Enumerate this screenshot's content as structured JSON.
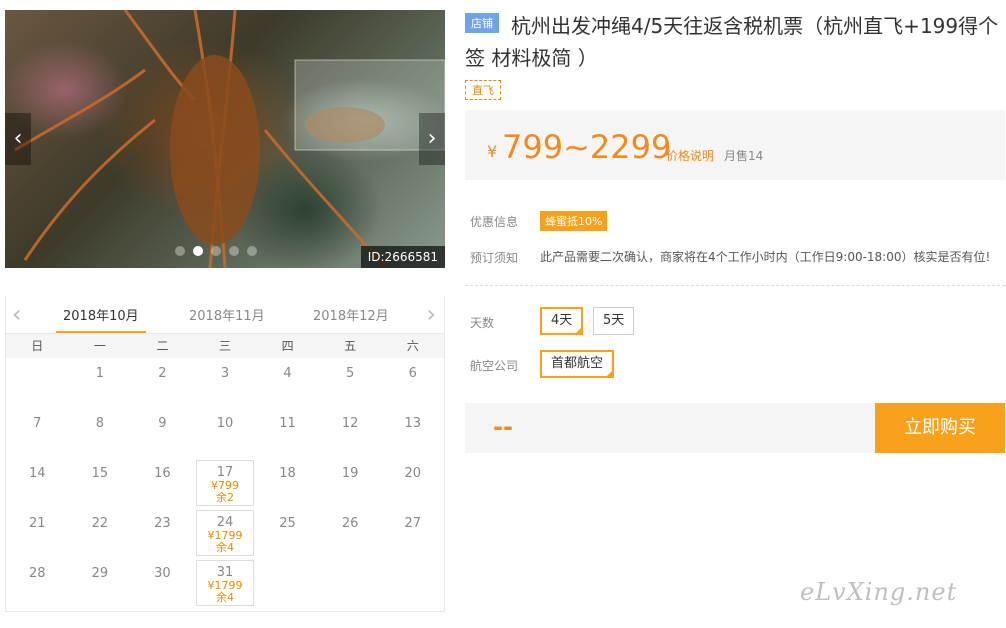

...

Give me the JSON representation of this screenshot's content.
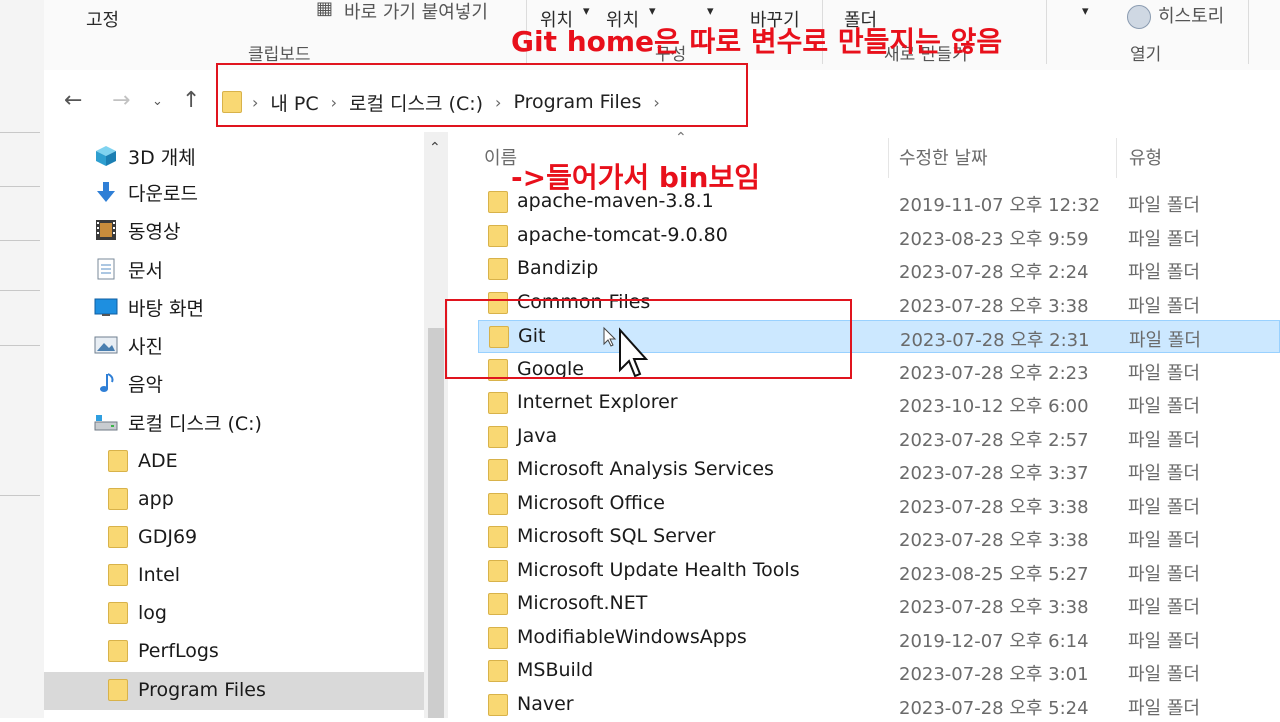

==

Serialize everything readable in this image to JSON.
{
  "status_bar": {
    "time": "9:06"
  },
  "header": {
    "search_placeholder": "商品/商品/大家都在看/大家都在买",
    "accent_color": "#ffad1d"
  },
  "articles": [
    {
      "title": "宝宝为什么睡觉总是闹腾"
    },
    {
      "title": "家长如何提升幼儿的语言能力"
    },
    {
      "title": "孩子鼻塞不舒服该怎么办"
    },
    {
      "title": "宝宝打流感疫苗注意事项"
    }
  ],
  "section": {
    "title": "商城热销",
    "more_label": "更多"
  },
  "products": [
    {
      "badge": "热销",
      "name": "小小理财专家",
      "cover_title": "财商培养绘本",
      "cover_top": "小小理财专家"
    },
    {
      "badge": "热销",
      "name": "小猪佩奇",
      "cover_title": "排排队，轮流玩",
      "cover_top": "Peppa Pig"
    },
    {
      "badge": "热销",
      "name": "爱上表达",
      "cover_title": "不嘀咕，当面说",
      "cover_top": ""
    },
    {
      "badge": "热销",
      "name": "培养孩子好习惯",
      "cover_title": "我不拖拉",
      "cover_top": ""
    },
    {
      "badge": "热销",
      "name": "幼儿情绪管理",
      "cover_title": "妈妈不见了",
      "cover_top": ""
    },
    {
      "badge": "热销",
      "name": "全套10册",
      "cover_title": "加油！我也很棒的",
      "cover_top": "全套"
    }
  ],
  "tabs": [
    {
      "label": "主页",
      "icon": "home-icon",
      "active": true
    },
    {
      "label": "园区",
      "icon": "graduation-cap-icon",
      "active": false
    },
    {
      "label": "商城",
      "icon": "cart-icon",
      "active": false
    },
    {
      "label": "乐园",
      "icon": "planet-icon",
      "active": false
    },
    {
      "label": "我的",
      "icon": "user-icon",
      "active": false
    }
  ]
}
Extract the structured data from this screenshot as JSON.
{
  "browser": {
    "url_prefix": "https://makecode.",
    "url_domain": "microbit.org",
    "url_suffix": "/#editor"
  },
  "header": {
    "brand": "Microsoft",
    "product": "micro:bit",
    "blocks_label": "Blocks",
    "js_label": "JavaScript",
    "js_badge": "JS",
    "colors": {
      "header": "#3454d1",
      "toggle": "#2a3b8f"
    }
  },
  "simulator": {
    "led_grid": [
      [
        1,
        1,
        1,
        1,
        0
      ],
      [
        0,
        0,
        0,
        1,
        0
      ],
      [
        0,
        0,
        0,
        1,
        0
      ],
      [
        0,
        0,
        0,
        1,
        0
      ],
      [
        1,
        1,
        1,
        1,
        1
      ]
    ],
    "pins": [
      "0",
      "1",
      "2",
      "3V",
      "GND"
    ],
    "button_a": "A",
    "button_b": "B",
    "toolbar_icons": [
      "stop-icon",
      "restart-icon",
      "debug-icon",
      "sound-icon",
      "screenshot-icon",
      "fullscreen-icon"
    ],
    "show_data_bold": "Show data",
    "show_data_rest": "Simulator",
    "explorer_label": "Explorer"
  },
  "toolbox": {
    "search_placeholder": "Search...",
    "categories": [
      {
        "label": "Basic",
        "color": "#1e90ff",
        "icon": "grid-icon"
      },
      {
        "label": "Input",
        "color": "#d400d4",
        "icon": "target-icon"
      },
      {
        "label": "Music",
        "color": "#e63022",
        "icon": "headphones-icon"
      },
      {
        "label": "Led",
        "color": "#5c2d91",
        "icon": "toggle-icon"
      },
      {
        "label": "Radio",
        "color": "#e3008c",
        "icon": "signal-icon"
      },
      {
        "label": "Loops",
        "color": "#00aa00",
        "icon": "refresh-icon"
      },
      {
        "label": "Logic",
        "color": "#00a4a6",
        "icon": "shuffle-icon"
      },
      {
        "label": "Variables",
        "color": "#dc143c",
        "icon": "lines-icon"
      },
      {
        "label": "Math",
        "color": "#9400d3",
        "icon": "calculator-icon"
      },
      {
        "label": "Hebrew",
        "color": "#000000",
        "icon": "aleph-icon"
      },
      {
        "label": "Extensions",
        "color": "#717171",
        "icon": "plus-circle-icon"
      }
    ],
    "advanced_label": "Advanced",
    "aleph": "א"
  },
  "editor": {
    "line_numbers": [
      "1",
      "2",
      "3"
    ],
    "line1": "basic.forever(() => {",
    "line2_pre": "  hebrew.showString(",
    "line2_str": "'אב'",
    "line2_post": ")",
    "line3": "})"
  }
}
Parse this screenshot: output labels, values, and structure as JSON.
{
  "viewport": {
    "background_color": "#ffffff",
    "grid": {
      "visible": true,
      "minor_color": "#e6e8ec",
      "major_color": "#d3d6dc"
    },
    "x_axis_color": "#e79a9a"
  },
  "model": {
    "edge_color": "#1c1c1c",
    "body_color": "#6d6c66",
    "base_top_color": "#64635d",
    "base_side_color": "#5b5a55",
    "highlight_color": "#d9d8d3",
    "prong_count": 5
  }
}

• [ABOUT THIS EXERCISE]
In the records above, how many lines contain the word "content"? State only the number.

• [RESULT OF THIS EXERCISE]
2